My experience with the A.L.Ex Dojo began nine months ago. At the time it went by a different name but the core concept was still the same: providing artists with the supplies and resources needed to create great works of art. At first my feelings were quite extreme. I was, for the first time ever, free to do what I wanted and to make my way as an artist. The feeling was liberating. Soon enough, however, a certain amount of indecision and fear arose. I was stuck with the realization that now that I could do anything I didn’t have a clue where to start.
Thankfully one of the best aspects of A.L.Ex is the freedom presented to you to seek out new answers and new techniques. Through my time with the office, and my own soul searching, I found my new path. For me, the journey is no longer about creating anything, it is about creating the best and most meaningful art I possibly can with the time allotted to me.
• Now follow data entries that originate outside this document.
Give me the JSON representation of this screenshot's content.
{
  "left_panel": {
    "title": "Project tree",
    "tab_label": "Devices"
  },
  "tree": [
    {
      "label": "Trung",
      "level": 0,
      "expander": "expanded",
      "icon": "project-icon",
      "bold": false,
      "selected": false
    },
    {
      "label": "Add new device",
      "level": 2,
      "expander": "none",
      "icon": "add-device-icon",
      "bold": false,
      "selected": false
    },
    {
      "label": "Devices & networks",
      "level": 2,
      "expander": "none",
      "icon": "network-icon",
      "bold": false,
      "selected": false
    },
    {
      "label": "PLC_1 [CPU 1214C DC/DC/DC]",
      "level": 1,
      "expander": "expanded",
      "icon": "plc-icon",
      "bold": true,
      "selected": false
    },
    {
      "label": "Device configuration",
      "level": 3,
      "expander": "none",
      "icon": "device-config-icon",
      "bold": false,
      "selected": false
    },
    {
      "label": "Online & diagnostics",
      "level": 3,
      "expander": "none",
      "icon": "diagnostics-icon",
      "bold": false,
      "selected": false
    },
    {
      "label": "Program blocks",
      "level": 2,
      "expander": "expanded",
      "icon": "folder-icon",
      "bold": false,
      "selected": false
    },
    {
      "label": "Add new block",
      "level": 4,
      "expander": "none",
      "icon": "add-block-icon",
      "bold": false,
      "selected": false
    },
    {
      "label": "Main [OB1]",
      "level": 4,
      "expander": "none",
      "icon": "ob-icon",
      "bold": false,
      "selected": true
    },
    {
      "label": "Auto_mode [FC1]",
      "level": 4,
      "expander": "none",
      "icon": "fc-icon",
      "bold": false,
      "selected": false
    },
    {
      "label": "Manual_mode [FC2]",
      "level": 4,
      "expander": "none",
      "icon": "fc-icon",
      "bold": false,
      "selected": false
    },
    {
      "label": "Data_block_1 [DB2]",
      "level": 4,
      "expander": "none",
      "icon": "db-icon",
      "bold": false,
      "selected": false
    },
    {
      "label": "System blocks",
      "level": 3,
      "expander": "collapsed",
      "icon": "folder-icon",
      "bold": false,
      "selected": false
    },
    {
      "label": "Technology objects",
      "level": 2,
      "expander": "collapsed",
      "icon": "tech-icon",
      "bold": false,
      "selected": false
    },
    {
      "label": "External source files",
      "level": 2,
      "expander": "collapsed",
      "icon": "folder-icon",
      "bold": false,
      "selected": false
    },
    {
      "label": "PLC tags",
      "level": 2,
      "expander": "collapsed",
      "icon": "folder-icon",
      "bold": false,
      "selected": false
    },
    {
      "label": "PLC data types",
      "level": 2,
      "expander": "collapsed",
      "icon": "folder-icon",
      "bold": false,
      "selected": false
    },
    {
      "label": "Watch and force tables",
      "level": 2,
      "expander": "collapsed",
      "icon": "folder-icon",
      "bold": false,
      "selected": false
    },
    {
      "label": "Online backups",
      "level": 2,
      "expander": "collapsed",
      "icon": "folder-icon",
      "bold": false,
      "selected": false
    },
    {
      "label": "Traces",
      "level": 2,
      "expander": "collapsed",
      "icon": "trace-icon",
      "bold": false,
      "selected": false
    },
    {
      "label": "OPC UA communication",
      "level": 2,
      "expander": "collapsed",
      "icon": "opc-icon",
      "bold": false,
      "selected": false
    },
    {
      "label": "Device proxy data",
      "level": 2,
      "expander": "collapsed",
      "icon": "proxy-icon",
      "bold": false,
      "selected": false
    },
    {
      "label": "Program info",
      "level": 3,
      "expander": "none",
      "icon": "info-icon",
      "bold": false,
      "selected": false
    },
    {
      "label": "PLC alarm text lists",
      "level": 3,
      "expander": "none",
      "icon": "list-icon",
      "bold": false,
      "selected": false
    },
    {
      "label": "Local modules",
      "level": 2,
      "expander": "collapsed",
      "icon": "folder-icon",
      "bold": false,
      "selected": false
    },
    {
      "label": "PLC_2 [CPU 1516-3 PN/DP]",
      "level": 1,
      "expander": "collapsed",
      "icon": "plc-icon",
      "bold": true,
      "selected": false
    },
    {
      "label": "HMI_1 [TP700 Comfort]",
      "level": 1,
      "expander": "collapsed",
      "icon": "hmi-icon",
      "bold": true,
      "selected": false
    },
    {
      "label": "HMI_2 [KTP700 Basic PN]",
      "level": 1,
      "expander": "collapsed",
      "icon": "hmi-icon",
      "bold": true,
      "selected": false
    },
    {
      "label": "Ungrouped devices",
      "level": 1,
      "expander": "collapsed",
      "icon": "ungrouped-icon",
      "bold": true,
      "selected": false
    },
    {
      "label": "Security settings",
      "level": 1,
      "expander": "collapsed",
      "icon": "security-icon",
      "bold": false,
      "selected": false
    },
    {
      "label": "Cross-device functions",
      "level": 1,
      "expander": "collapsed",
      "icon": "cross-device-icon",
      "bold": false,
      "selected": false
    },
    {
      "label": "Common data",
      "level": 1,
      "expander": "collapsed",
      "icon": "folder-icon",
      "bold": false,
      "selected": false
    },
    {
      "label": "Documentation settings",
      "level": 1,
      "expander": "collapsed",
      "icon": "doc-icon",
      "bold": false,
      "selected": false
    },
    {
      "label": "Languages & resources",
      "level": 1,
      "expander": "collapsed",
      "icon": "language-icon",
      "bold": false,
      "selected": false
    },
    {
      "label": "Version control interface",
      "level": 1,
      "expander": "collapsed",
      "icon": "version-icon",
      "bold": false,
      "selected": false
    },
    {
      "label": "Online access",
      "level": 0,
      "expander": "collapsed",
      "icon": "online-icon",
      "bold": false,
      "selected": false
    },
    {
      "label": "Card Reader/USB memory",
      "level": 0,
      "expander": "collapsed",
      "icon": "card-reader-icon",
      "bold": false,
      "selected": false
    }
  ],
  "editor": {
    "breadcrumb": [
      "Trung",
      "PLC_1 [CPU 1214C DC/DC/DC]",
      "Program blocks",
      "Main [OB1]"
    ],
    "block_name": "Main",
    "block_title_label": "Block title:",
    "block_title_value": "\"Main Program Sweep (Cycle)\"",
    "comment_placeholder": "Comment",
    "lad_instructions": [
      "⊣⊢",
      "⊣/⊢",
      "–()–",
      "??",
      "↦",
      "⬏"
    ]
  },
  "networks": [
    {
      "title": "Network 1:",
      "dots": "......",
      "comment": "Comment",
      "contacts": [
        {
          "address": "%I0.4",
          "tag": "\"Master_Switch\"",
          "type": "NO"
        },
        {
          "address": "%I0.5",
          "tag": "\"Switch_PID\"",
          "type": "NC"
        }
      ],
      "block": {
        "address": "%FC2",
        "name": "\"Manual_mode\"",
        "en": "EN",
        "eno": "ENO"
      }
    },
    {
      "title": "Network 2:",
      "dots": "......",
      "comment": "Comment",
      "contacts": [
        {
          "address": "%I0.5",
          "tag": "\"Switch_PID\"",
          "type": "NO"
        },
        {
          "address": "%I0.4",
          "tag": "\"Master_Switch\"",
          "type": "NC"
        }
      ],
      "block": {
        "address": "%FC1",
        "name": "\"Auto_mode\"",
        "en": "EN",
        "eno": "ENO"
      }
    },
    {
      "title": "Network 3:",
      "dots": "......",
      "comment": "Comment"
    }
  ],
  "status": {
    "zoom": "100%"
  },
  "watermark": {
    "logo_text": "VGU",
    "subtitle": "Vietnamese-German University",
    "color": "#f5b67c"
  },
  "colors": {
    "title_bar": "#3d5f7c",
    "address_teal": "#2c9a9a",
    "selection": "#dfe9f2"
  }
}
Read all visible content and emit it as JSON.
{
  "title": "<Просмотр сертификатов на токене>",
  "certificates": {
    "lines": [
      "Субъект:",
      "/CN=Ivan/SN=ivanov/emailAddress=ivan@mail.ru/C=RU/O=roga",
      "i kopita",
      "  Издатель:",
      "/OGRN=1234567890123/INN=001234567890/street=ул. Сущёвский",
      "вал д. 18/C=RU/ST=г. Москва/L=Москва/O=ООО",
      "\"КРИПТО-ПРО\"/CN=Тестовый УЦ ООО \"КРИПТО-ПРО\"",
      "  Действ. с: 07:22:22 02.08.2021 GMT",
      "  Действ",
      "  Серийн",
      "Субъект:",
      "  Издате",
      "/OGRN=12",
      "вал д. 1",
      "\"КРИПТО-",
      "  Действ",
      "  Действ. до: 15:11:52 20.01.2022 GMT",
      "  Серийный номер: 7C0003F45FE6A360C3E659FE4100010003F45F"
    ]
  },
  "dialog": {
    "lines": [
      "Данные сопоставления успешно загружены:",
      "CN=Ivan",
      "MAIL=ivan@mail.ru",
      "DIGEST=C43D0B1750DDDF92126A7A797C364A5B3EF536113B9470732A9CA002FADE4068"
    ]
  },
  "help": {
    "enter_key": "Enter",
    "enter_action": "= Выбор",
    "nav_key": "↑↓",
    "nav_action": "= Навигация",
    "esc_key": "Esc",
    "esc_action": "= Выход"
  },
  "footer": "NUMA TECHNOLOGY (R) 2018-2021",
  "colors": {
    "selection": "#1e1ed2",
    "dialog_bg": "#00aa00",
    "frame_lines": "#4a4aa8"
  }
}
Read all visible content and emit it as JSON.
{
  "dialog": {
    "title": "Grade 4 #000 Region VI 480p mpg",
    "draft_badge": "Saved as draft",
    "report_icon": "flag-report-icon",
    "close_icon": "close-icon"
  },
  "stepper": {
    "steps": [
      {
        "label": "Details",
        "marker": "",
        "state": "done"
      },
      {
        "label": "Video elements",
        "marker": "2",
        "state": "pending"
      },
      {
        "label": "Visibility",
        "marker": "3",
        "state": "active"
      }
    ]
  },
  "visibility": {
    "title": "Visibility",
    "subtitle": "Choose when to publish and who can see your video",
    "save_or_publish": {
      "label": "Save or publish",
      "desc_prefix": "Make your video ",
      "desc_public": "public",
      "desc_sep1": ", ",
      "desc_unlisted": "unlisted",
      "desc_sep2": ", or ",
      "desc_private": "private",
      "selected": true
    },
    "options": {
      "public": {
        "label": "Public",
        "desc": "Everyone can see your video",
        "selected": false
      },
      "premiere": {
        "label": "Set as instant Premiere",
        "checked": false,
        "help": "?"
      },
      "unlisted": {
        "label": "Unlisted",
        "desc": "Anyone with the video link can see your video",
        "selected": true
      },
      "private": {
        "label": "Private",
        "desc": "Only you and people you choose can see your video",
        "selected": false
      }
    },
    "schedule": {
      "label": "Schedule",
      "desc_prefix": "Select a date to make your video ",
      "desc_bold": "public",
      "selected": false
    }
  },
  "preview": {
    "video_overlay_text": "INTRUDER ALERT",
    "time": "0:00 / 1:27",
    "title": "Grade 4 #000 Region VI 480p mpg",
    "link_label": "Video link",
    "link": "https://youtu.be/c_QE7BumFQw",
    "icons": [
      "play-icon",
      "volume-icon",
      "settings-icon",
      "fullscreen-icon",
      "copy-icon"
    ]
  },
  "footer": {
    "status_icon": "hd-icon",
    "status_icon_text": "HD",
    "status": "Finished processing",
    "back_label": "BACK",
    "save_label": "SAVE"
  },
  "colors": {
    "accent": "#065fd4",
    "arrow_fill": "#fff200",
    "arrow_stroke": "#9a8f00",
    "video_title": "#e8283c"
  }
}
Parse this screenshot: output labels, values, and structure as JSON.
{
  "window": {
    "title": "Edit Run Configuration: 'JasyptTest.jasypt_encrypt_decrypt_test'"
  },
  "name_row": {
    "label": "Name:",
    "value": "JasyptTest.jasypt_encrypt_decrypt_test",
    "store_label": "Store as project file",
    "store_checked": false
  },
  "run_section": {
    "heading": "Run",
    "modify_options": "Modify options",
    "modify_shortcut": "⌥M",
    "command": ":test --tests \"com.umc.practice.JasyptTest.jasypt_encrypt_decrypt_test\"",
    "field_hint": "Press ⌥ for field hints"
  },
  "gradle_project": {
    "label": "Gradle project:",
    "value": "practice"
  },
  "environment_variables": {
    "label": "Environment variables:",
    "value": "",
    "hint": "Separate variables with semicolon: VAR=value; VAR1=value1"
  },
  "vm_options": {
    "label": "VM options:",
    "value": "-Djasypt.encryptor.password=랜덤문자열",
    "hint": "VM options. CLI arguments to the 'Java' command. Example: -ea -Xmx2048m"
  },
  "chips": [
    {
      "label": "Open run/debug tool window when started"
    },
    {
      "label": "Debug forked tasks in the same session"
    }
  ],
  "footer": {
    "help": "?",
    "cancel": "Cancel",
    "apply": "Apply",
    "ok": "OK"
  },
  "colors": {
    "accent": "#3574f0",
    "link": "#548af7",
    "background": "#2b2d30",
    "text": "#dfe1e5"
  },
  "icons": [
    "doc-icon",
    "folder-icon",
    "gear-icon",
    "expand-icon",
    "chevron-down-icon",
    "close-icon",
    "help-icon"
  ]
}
The process has had its barriers. Finding the balance in communications and expectations was, and sometimes still is, a difficult experience. There were times my philosophy and that of the company didn’t immediately line up and there were times of frustration. But the struggle was entirely worth each step because I believe in what A.L.Ex is doing and I understand that my experiences have helped give A.L.Ex valuable information on how to proceed with the Dojo and its future students. The struggle has always been necessary for both the Dojo and myself to grow.
One of the most recent and important aspects of the experiment came when Jeremy Lasman, the man behind A.L.Ex Dojo, and I began to discuss the concept of challenges. Pushing past the comfort levels that restrain creativity. For many students of the Dojo this will be the toughest part. It is hard to face concepts and techniques you’ve never faced before and the possibility that you may fail is extremely daunting. That’s why it is so important that each student find their own pace and comfort levels and how they’d like to be pushed.
If there is one thing I’ve learned during this journey I’ve gone on with A.L.Ex is that it is paramount that you, the student and the artist, have a deep and personal connection with why you have come to the Dojo. If I didn’t feel a need to create art and a need to improve myself and my craft this experiment would never have worked.
Thankfully I can say with the utmost confidence that A.L.Ex has helped me improve for the better and I hope my experience so far has been fruitful and rewarding in helping craft an even greater experience for all those who will join the Dojo in the future.